So, he did what came naturally: Patel took to social media to say, “If you can get here, we will take care of you.” Even at maximum capacity, Patel would make space for those who needed it whether that be in the lobby or around the pool area, just so they could have someplace warm to be.

Between Christmas and New Years of 2020, all 60 rooms in the hotel were completely booked with some rooms housing as many as eight or nine adults. Some guests even stayed in the lobby or meeting rooms just to have a warm place to be. A couple rooms under maintenance were used so guests in the lobby could take a shower, which Patel’s team sanitized thoroughly after each user.

People came together in ways that Patel has never seen before. Everyone pitched in. Some guests even paid for each other’s rooms. Everyone was sharing food. The hotel staff turned on their breakfast station so people wouldn’t have to worry.

Later in the winter, when a similar freeze hit Texas, Patel did the same with another hotel he owns, the Segovia Lodge. Power lines came down and pipes froze over as the cold engulfed an unprepared Texas. Patel waived all fees so anyone who could get to the hotel could stay and eat for free all week. Guests even walked to the hotel because their cars couldn’t get through.

The hotel eventually lost electricity and stranded truckers took turns staying up all night to keep a fire going. All of the rooms were full, yet Patel opened the lobby floor so more guests could be sheltered.

With over 200 people at the hotel, there wasn’t any fuss. No one argued. Everyone made sure the others were comfortable, warm, and fed as they took turns cooking for each other.

“It wasn’t about who was Black, White, Democrat, Republican. COVID, or no COVID, everyone was a family,” says hotel manager Shelly Shirley.

All the guests who were at the Segovia Lodge during the freeze have even kept in touch via a Facebook group!
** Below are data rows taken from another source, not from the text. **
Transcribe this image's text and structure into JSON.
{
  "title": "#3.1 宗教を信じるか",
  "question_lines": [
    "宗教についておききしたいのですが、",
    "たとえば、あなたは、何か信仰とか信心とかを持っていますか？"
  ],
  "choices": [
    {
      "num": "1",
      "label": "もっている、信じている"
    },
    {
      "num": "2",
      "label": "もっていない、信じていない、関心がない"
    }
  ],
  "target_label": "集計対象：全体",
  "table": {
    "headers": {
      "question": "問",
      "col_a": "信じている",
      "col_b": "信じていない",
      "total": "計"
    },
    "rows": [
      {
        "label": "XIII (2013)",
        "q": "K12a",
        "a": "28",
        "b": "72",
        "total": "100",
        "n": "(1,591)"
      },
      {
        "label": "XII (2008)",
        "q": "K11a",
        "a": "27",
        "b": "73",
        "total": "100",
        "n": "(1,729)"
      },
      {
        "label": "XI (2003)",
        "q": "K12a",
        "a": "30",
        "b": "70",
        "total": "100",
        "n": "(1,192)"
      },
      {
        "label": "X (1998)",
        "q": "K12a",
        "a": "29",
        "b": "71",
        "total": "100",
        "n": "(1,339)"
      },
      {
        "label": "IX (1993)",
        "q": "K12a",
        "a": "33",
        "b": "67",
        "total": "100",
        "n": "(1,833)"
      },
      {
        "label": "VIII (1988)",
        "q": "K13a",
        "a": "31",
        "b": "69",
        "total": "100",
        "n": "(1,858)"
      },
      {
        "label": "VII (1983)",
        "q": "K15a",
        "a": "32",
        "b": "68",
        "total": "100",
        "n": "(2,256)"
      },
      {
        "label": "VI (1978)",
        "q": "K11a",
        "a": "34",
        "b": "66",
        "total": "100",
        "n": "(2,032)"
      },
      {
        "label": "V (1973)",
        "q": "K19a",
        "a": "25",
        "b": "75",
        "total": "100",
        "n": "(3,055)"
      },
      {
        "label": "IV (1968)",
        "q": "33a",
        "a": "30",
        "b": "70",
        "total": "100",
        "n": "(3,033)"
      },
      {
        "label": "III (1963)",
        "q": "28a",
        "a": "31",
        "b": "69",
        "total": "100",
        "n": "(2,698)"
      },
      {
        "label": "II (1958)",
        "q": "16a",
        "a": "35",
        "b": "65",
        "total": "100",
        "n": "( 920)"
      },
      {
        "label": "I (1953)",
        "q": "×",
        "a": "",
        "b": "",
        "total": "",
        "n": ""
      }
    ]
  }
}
They check in on each other and keep up with news from each other’s lives.

“Business is down, but I still have clothes on my back, the kids were safe, we had a shower and food,” says Patel. “We all have to look out for each other.”

That’s why GNN voted for Patel’s hotels to be the Nicest Places in America this year, and why, if you are ever in need of a hotel room in Kodak, Tennessee (30 minutes from Knoxville), or Junction, Texas (1.5 hours outside of San Antonio), you should definitely vote with your wallet and visit Sean.